**Entries from a dataset of interfaces**

⟨

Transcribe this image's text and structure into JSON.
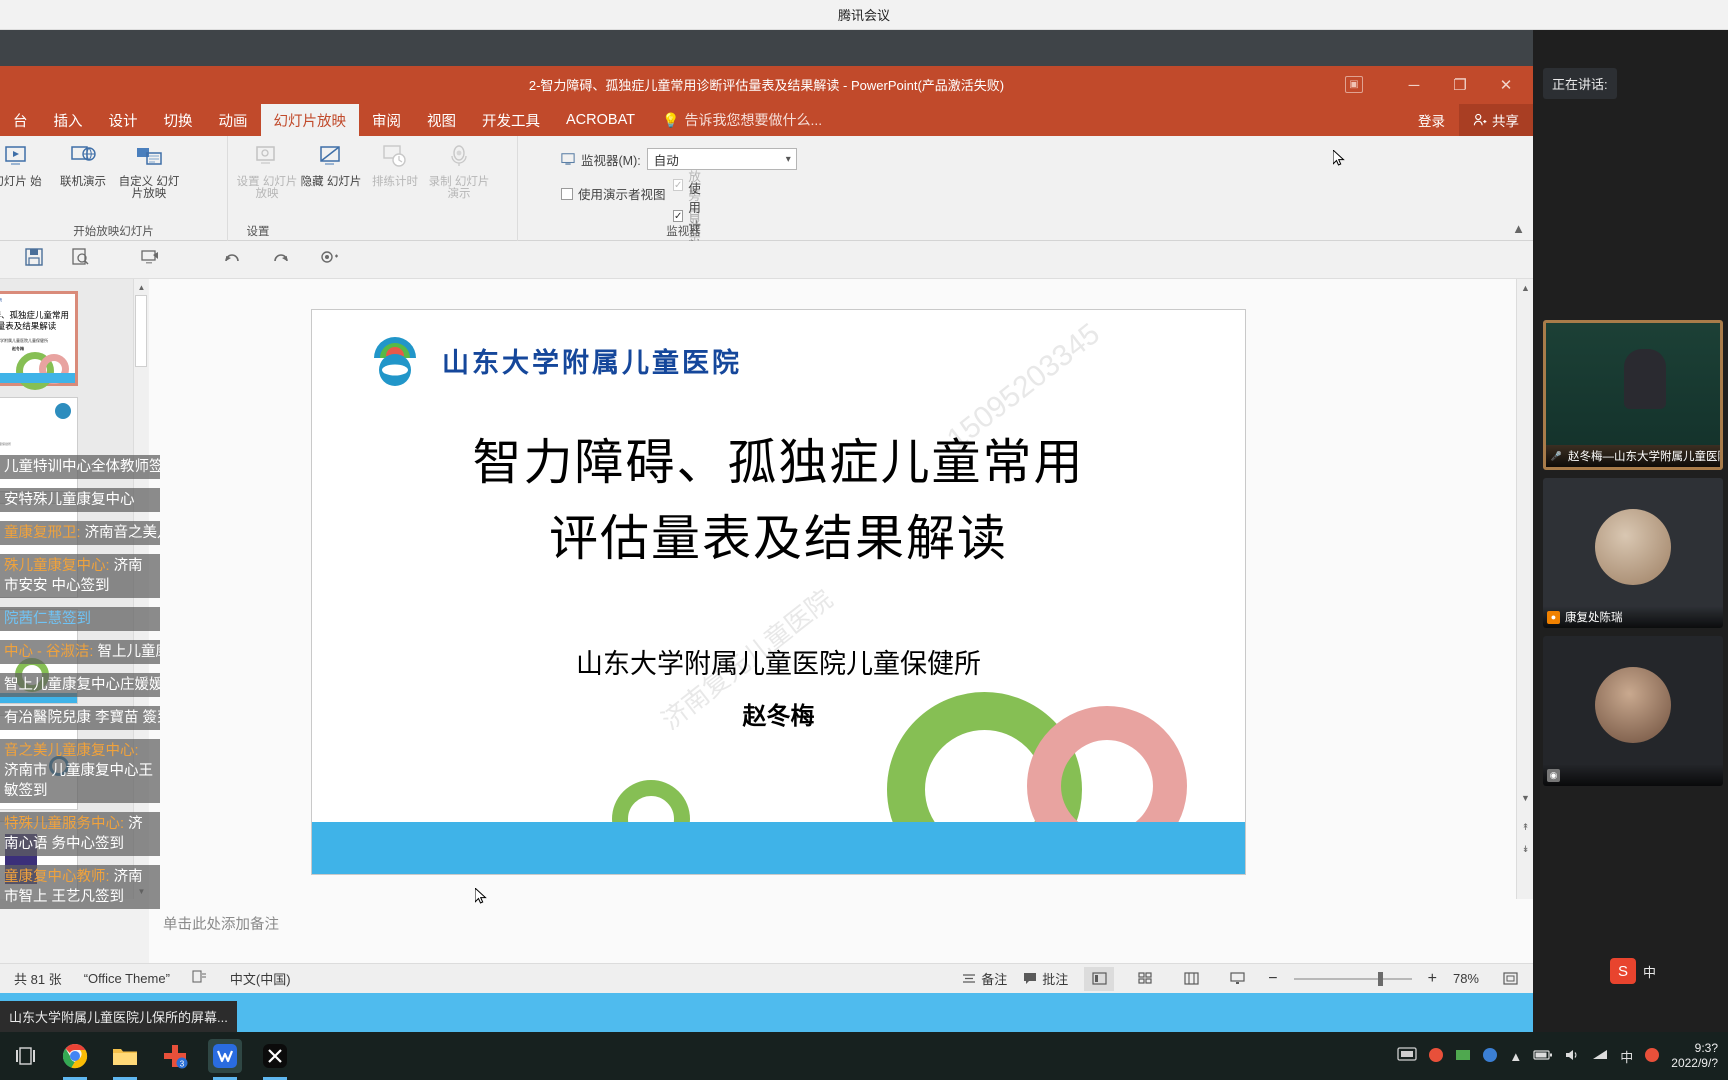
{
  "meeting": {
    "app_title": "腾讯会议",
    "speaking_label": "正在讲话:",
    "participants": [
      {
        "name": "赵冬梅—山东大学附属儿童医院",
        "mic": "mic-on-icon",
        "type": "video"
      },
      {
        "name": "康复处陈瑞",
        "mic": "mic-on-icon",
        "type": "avatar"
      },
      {
        "name": "",
        "mic": "mic-off-icon",
        "type": "avatar"
      }
    ]
  },
  "powerpoint": {
    "title": "2-智力障碍、孤独症儿童常用诊断评估量表及结果解读 - PowerPoint(产品激活失败)",
    "window_buttons": {
      "minimize": "─",
      "restore": "❐",
      "close": "✕"
    },
    "tabs": [
      {
        "label": "台",
        "active": false
      },
      {
        "label": "插入",
        "active": false
      },
      {
        "label": "设计",
        "active": false
      },
      {
        "label": "切换",
        "active": false
      },
      {
        "label": "动画",
        "active": false
      },
      {
        "label": "幻灯片放映",
        "active": true
      },
      {
        "label": "审阅",
        "active": false
      },
      {
        "label": "视图",
        "active": false
      },
      {
        "label": "开发工具",
        "active": false
      },
      {
        "label": "ACROBAT",
        "active": false
      }
    ],
    "tell_me": "告诉我您想要做什么...",
    "sign_in": "登录",
    "share": "共享",
    "ribbon": {
      "groups": [
        {
          "label": "开始放映幻灯片"
        },
        {
          "label": "设置"
        },
        {
          "label": "监视器"
        }
      ],
      "buttons": [
        {
          "label": "幻灯片\n始",
          "icon": "from-beginning-icon",
          "disabled": false
        },
        {
          "label": "联机演示",
          "icon": "present-online-icon",
          "disabled": false
        },
        {
          "label": "自定义\n幻灯片放映",
          "icon": "custom-show-icon",
          "disabled": false
        },
        {
          "label": "设置\n幻灯片放映",
          "icon": "setup-show-icon",
          "disabled": true
        },
        {
          "label": "隐藏\n幻灯片",
          "icon": "hide-slide-icon",
          "disabled": false
        },
        {
          "label": "排练计时",
          "icon": "rehearse-timings-icon",
          "disabled": true
        },
        {
          "label": "录制\n幻灯片演示",
          "icon": "record-slideshow-icon",
          "disabled": true
        }
      ],
      "checkboxes": [
        {
          "label": "播放旁白",
          "checked": true,
          "disabled": true
        },
        {
          "label": "使用计时",
          "checked": true,
          "disabled": false
        },
        {
          "label": "显示媒体控件",
          "checked": true,
          "disabled": true
        }
      ],
      "monitor_label": "监视器(M):",
      "monitor_value": "自动",
      "presenter_view": {
        "label": "使用演示者视图",
        "checked": false
      }
    },
    "quick_access": [
      "save-icon",
      "print-preview-icon",
      "slideshow-icon",
      "undo-icon",
      "redo-icon",
      "touch-mode-icon"
    ],
    "notes_placeholder": "单击此处添加备注",
    "status_bar": {
      "slide_count": "共 81 张",
      "theme": "“Office Theme”",
      "spelling_icon": "spell-check-icon",
      "language": "中文(中国)",
      "notes_button": "备注",
      "comments_button": "批注",
      "views": [
        "normal-view-icon",
        "slide-sorter-icon",
        "reading-view-icon",
        "slideshow-view-icon"
      ],
      "zoom_out": "−",
      "zoom_in": "+",
      "zoom_level": "78%",
      "fit_icon": "fit-to-window-icon"
    }
  },
  "slide": {
    "org_name": "山东大学附属儿童医院",
    "title_line1": "智力障碍、孤独症儿童常用",
    "title_line2": "评估量表及结果解读",
    "subtitle": "山东大学附属儿童医院儿童保健所",
    "presenter": "赵冬梅",
    "watermark1": "济南复元儿童医院",
    "watermark2": "15095203345",
    "colors": {
      "blue_bar": "#3fb3e8",
      "green_ring": "#86bf54",
      "pink_ring": "#e8a3a0",
      "logo_blue": "#15479b"
    }
  },
  "chat_overlay": {
    "messages": [
      {
        "sender": "",
        "text": "儿童特训中心全体教师签到",
        "sender_color": ""
      },
      {
        "sender": "",
        "text": "安特殊儿童康复中心",
        "sender_color": ""
      },
      {
        "sender": "童康复邢卫:",
        "text": "济南音之美儿童",
        "sender_color": "orange"
      },
      {
        "sender": "殊儿童康复中心:",
        "text": "济南市安安 中心签到",
        "sender_color": "orange"
      },
      {
        "sender": "院茜仁慧签到",
        "text": "",
        "sender_color": "blue"
      },
      {
        "sender": "中心 - 谷淑洁:",
        "text": "智上儿童康复",
        "sender_color": "orange"
      },
      {
        "sender": "",
        "text": "智上儿童康复中心庄媛媛签到",
        "sender_color": ""
      },
      {
        "sender": "",
        "text": "有冶醫院兒康 李寶苗 簽到",
        "sender_color": ""
      },
      {
        "sender": "音之美儿童康复中心:",
        "text": "济南市 儿童康复中心王敏签到",
        "sender_color": "orange"
      },
      {
        "sender": "特殊儿童服务中心:",
        "text": "济南心语 务中心签到",
        "sender_color": "orange"
      },
      {
        "sender": "童康复中心教师:",
        "text": "济南市智上 王艺凡签到",
        "sender_color": "orange"
      }
    ]
  },
  "taskbar": {
    "tooltip": "山东大学附属儿童医院儿保所的屏幕...",
    "apps": [
      {
        "name": "task-view-icon",
        "glyph": "❑",
        "active": false
      },
      {
        "name": "chrome-icon",
        "glyph": "◉",
        "active": false
      },
      {
        "name": "file-explorer-icon",
        "glyph": "🗂",
        "active": false
      },
      {
        "name": "health-app-icon",
        "glyph": "✚",
        "active": false
      },
      {
        "name": "tencent-meeting-icon",
        "glyph": "◤",
        "active": true
      },
      {
        "name": "capcut-icon",
        "glyph": "✂",
        "active": false
      }
    ],
    "tray": {
      "ime_label": "中",
      "time": "9:3?",
      "date": "2022/9/?"
    },
    "sogou_ime": {
      "badge": "S",
      "label": "中"
    }
  }
}
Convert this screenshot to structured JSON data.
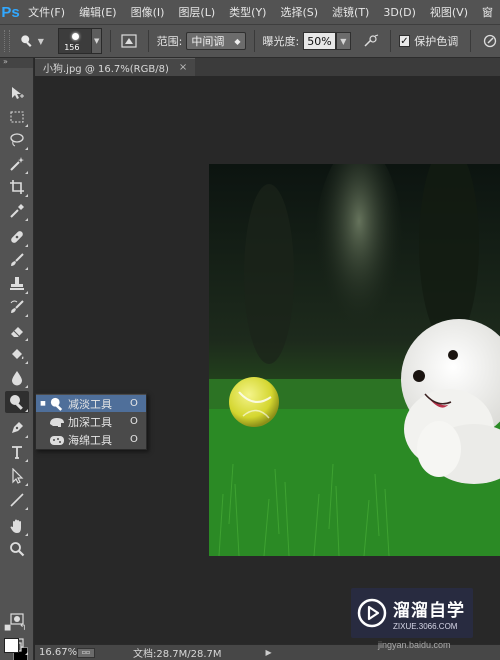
{
  "app": {
    "logo": "Ps"
  },
  "menubar": {
    "items": [
      "文件(F)",
      "编辑(E)",
      "图像(I)",
      "图层(L)",
      "类型(Y)",
      "选择(S)",
      "滤镜(T)",
      "3D(D)",
      "视图(V)",
      "窗"
    ]
  },
  "options": {
    "brush_size": "156",
    "range_label": "范围:",
    "range_value": "中间调",
    "exposure_label": "曝光度:",
    "exposure_value": "50%",
    "protect_tones_label": "保护色调",
    "protect_tones_checked": true
  },
  "toolbar": {
    "header": "»",
    "icons": [
      "move-icon",
      "marquee-icon",
      "lasso-icon",
      "magic-wand-icon",
      "crop-icon",
      "eyedropper-icon",
      "healing-brush-icon",
      "brush-icon",
      "clone-stamp-icon",
      "history-brush-icon",
      "eraser-icon",
      "paint-bucket-icon",
      "blur-icon",
      "dodge-icon",
      "pen-icon",
      "type-icon",
      "path-selection-icon",
      "line-icon",
      "hand-icon",
      "zoom-icon",
      "quick-mask-icon",
      "screen-mode-icon"
    ],
    "foreground_color": "#ffffff",
    "background_color": "#000000"
  },
  "document": {
    "tab_title": "小狗.jpg @ 16.7%(RGB/8)",
    "close_glyph": "×"
  },
  "flyout": {
    "items": [
      {
        "label": "减淡工具",
        "shortcut": "O",
        "icon": "dodge-icon",
        "selected": true
      },
      {
        "label": "加深工具",
        "shortcut": "O",
        "icon": "burn-icon",
        "selected": false
      },
      {
        "label": "海绵工具",
        "shortcut": "O",
        "icon": "sponge-icon",
        "selected": false
      }
    ]
  },
  "status": {
    "zoom": "16.67%",
    "doc_info": "文档:28.7M/28.7M",
    "arrow": "▶"
  },
  "watermark": {
    "title": "溜溜自学",
    "subtitle": "ZIXUE.3066.COM",
    "under": "jingyan.baidu.com"
  },
  "colors": {
    "accent": "#31a8ff",
    "selection": "#4f6f9a",
    "panel": "#535353",
    "canvas_bg": "#282828"
  }
}
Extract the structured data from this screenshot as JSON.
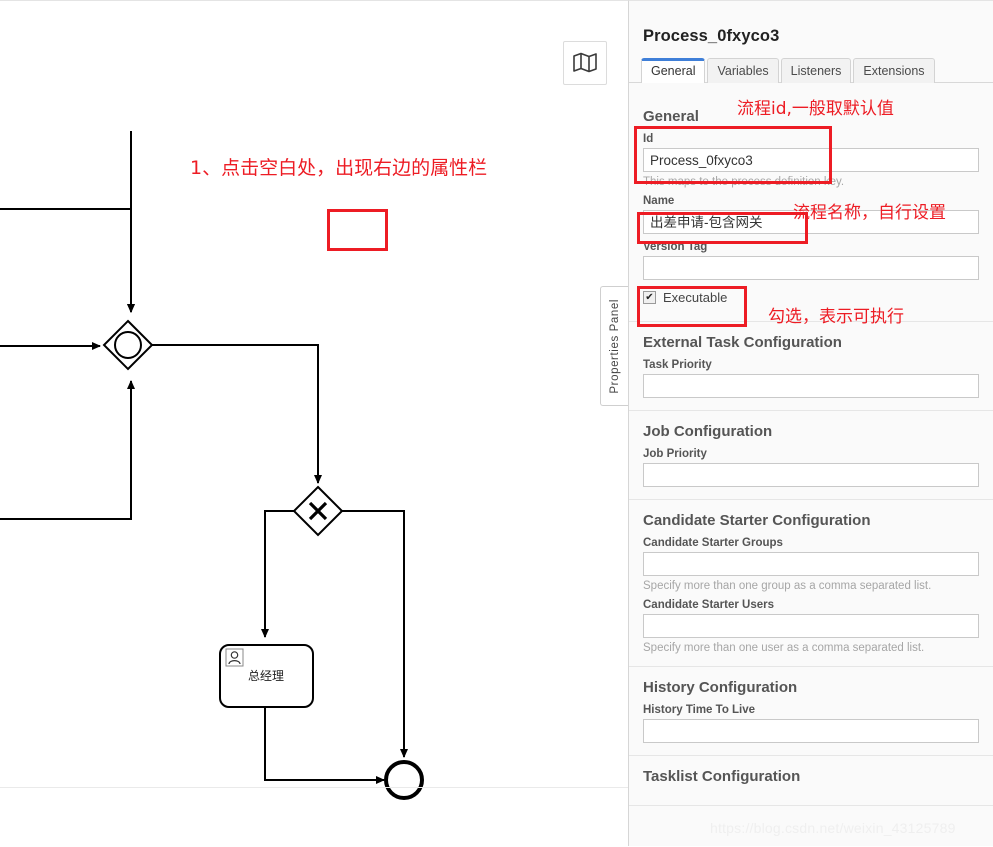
{
  "canvas": {
    "minimap_icon": "map-icon",
    "panel_handle_label": "Properties Panel",
    "annotation_step1": "1、点击空白处，出现右边的属性栏",
    "task_label": "总经理",
    "task_icon": "user-icon",
    "gateway_inclusive_icon": "inclusive-gateway-icon",
    "gateway_exclusive_icon": "exclusive-gateway-icon",
    "end_event_icon": "end-event-icon"
  },
  "panel": {
    "title": "Process_0fxyco3",
    "tabs": [
      {
        "label": "General",
        "active": true
      },
      {
        "label": "Variables",
        "active": false
      },
      {
        "label": "Listeners",
        "active": false
      },
      {
        "label": "Extensions",
        "active": false
      }
    ],
    "general": {
      "heading": "General",
      "id_label": "Id",
      "id_value": "Process_0fxyco3",
      "id_hint": "This maps to the process definition key.",
      "name_label": "Name",
      "name_value": "出差申请-包含网关",
      "version_tag_label": "Version Tag",
      "version_tag_value": "",
      "executable_label": "Executable",
      "executable_checked": true,
      "check_glyph": "✔"
    },
    "external_task": {
      "heading": "External Task Configuration",
      "task_priority_label": "Task Priority",
      "task_priority_value": ""
    },
    "job": {
      "heading": "Job Configuration",
      "job_priority_label": "Job Priority",
      "job_priority_value": ""
    },
    "candidate_starter": {
      "heading": "Candidate Starter Configuration",
      "groups_label": "Candidate Starter Groups",
      "groups_value": "",
      "groups_hint": "Specify more than one group as a comma separated list.",
      "users_label": "Candidate Starter Users",
      "users_value": "",
      "users_hint": "Specify more than one user as a comma separated list."
    },
    "history": {
      "heading": "History Configuration",
      "ttl_label": "History Time To Live",
      "ttl_value": ""
    },
    "tasklist": {
      "heading": "Tasklist Configuration"
    }
  },
  "annotations": {
    "id_note": "流程id,一般取默认值",
    "name_note": "流程名称，自行设置",
    "executable_note": "勾选，表示可执行"
  },
  "watermark": "https://blog.csdn.net/weixin_43125789",
  "colors": {
    "annotation_red": "#ed1c24",
    "tab_active": "#3f7fd8",
    "panel_bg": "#fafafa"
  }
}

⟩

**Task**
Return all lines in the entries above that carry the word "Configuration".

**Worked solution**
      "heading": "External Task Configuration",
      "heading": "Job Configuration",
      "heading": "Candidate Starter Configuration",
      "heading": "History Configuration",
      "heading": "Tasklist Configuration"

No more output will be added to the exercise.